We’ve become much bolder as an organisation
As Consultancy Manager for Landscape & Sustainability and a Lead Rural Surveyor for the North, Alistair Wright forms a vital part of the National Trust’s conservation focus. Here he talks about the many different aspects of his role, and the challenges and changes in conservation at the Trust.
There’s an abundance of variety in my role as the region I work in is so vast; every area is a completely different conservation challenge. So one day I could be working in a wide open space like Scafell Pike or on the sand dunes of Formby beach, and the next I could be working at a property on the urban fringes of Manchester!
The surveying side of my role is primarily day-to-day functional leadership across the region, where I provide key support on large projects. The consultancy side of my role is then much more strategic, and together my team and I cover elements such as environmental practices, food, farming, water, nature conservation, archealogy, conservation data management and forestry.
Over my 13 years at the Trust I think we’ve become much bolder in terms of both decision making, and articulating where we want to go and how we want to get there. It’s an incredibly exciting time to be involved in conservation here, and as an organisation we’re definitely more dynamic and forward-thinking in our approach. We want to protect special places and spaces and bring them to life for visitors, not freeze them in time.
At the moment, we’re looking at broader aspects of conservation such as hydro schemes, but need to focus on managing land in a way that still respects nature and doesn’t damage the natural landscape. We also work closely with partner organisations in the wider industry including the RSPB and Natural England, as well as also more localised groups such as the Herdwick Sheep Breeders, who are only based in the Lake District.
People are a huge focus for our team here in the North, and we’re committed to not only building great relationships with our tenants, but developing our visitor experiences by creating memorable days for everyone. For us, conservation is about recording and interpreting a story, and giving people a chance to connect with their past.
But while we want to encourage people to engage with a place or space, we also want to provide opportunities for them to have fun and enjoy themselves. An example of this would be the Wild Trail at Sizergh Castle in Cumbria where we have increased access to our woodlands and put in playful and challenging interventions to encourage children (and adults) to explore and play off the beaten track in the depths of the wood experiencing ancient trees, exotic looking fungi and beautiful flora whilst testing their stamina, brainpower and resolve !

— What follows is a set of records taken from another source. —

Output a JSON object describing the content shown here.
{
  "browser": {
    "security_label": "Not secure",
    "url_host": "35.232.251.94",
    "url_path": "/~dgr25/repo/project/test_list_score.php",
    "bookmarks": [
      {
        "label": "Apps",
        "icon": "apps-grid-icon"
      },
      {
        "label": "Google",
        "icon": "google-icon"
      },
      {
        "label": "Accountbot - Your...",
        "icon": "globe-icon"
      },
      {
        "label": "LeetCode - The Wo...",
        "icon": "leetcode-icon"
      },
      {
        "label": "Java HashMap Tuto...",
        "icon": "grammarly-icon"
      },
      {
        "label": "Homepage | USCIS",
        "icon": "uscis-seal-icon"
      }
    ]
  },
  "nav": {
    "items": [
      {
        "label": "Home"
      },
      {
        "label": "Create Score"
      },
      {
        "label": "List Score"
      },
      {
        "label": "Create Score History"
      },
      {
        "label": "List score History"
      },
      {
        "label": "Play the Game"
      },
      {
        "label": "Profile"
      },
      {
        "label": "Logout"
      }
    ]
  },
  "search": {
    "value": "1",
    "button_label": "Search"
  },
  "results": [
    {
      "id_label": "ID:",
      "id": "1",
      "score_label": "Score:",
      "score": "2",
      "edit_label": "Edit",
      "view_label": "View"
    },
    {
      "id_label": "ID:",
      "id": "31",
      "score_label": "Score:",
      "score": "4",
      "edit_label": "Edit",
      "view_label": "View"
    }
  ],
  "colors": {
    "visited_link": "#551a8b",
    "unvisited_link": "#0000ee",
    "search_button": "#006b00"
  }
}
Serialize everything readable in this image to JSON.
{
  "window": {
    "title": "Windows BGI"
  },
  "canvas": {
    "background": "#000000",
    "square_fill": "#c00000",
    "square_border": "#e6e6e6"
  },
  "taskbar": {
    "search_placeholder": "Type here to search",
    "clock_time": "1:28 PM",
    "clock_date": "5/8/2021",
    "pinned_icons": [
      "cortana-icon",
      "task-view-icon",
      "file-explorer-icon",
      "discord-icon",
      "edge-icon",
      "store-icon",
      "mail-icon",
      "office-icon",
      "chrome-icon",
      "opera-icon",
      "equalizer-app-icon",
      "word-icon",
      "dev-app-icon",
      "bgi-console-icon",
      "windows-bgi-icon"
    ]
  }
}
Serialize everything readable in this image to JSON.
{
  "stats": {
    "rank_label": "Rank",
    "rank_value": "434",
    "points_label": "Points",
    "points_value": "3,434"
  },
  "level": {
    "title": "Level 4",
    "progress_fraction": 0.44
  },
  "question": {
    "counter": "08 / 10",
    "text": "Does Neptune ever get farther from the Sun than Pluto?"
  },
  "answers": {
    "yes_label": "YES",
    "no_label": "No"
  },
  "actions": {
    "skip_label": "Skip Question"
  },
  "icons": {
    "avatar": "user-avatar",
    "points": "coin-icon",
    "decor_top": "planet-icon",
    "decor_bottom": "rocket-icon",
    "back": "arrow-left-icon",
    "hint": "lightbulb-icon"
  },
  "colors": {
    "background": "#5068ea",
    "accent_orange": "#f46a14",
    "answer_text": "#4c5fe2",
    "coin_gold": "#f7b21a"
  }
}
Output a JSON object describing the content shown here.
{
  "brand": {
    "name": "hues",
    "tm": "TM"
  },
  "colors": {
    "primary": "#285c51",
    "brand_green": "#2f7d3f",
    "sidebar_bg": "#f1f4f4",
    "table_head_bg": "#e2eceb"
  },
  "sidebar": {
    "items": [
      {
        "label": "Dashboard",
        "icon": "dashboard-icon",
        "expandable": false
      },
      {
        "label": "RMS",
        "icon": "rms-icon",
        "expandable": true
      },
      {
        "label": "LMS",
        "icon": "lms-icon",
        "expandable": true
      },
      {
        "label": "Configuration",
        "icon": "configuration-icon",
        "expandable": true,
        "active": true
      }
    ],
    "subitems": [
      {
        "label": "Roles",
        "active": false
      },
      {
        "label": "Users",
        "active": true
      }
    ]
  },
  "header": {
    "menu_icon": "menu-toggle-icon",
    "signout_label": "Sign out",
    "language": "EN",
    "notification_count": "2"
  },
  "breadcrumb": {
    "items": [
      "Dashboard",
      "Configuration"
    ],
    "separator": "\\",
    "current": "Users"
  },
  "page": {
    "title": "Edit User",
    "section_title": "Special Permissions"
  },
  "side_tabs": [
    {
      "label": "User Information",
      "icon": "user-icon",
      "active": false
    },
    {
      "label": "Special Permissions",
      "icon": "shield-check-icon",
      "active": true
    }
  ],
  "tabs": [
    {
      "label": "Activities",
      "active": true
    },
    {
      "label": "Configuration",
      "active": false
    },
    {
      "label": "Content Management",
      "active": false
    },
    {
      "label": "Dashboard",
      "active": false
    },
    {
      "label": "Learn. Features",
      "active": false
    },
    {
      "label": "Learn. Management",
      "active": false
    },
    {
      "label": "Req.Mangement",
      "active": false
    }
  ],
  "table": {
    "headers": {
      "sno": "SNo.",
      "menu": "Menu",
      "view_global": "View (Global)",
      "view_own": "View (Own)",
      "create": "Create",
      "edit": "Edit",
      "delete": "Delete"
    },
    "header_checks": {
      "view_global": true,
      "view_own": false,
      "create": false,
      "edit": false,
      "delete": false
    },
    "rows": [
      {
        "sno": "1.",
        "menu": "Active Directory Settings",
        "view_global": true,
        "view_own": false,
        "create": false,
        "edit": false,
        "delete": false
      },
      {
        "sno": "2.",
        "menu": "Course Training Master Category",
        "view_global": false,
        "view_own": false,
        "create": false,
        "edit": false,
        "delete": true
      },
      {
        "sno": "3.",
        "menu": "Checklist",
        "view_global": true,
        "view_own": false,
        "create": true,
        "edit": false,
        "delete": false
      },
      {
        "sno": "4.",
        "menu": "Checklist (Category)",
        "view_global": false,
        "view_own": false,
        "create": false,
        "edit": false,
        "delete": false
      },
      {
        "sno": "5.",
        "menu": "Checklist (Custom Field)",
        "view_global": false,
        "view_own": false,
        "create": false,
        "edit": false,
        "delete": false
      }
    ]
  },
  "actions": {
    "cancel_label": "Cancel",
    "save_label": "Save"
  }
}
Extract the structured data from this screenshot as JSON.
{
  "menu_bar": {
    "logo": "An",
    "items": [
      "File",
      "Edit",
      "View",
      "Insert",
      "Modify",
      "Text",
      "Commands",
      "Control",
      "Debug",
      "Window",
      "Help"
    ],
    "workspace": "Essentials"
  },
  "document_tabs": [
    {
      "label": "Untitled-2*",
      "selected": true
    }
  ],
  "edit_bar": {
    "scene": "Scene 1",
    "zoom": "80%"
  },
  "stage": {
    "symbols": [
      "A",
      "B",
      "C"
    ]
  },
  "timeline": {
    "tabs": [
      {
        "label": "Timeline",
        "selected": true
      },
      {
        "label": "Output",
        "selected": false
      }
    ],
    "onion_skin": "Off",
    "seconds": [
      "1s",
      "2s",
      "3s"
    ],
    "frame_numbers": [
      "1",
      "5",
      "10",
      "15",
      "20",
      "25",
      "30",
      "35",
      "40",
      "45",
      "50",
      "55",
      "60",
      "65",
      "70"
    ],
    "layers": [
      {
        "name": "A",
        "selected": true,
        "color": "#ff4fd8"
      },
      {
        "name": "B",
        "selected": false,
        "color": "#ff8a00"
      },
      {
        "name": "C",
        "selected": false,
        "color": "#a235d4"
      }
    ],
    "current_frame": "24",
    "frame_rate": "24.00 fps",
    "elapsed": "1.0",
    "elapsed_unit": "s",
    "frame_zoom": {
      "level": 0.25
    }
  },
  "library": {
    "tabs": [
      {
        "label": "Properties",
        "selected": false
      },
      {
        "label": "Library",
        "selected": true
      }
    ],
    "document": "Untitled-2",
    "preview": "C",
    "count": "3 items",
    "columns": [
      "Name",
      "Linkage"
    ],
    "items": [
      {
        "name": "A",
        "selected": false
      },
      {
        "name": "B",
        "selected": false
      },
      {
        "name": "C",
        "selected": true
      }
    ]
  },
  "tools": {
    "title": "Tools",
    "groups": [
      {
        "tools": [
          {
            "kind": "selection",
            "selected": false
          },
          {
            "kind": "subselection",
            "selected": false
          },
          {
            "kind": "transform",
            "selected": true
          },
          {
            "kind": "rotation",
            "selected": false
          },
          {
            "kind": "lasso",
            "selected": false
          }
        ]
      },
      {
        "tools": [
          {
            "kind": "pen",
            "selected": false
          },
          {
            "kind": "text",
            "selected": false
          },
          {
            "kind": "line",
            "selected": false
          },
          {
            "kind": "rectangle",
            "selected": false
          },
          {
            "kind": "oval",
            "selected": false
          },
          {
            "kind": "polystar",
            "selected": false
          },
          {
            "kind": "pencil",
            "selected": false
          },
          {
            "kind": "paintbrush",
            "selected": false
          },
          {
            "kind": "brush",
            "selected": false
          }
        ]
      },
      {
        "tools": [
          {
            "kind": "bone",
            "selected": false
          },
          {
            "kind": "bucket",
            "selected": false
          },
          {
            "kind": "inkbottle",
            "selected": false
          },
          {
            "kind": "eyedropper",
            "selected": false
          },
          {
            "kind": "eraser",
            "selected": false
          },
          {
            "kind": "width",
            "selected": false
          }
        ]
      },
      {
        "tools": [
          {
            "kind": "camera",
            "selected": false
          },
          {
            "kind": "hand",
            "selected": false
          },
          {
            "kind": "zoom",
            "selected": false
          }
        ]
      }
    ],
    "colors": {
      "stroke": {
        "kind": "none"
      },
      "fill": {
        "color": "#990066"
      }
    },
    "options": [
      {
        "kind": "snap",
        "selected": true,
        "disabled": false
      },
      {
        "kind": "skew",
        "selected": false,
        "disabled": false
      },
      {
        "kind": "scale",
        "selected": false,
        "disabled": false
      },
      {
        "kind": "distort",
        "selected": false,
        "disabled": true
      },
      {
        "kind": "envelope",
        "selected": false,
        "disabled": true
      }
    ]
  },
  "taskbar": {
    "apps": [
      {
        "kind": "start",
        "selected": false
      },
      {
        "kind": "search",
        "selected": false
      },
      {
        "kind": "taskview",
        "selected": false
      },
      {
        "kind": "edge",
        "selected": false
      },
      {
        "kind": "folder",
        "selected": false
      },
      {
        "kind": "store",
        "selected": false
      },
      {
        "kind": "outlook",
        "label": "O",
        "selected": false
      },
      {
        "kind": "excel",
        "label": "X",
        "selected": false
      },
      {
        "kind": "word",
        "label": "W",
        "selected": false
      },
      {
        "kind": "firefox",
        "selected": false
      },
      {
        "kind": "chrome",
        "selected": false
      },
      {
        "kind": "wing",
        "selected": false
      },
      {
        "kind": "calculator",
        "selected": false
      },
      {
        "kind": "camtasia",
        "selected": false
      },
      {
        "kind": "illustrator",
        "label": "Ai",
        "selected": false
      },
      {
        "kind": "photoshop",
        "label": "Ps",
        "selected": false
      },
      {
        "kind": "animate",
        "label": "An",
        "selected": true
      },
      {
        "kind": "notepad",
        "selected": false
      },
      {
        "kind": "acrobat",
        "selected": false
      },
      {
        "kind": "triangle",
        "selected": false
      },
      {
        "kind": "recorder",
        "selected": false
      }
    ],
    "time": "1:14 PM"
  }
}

It’s fantastic to be part of an organisation with such a strong mission, and work with some of the most incredible assets and treasures this country has to offer.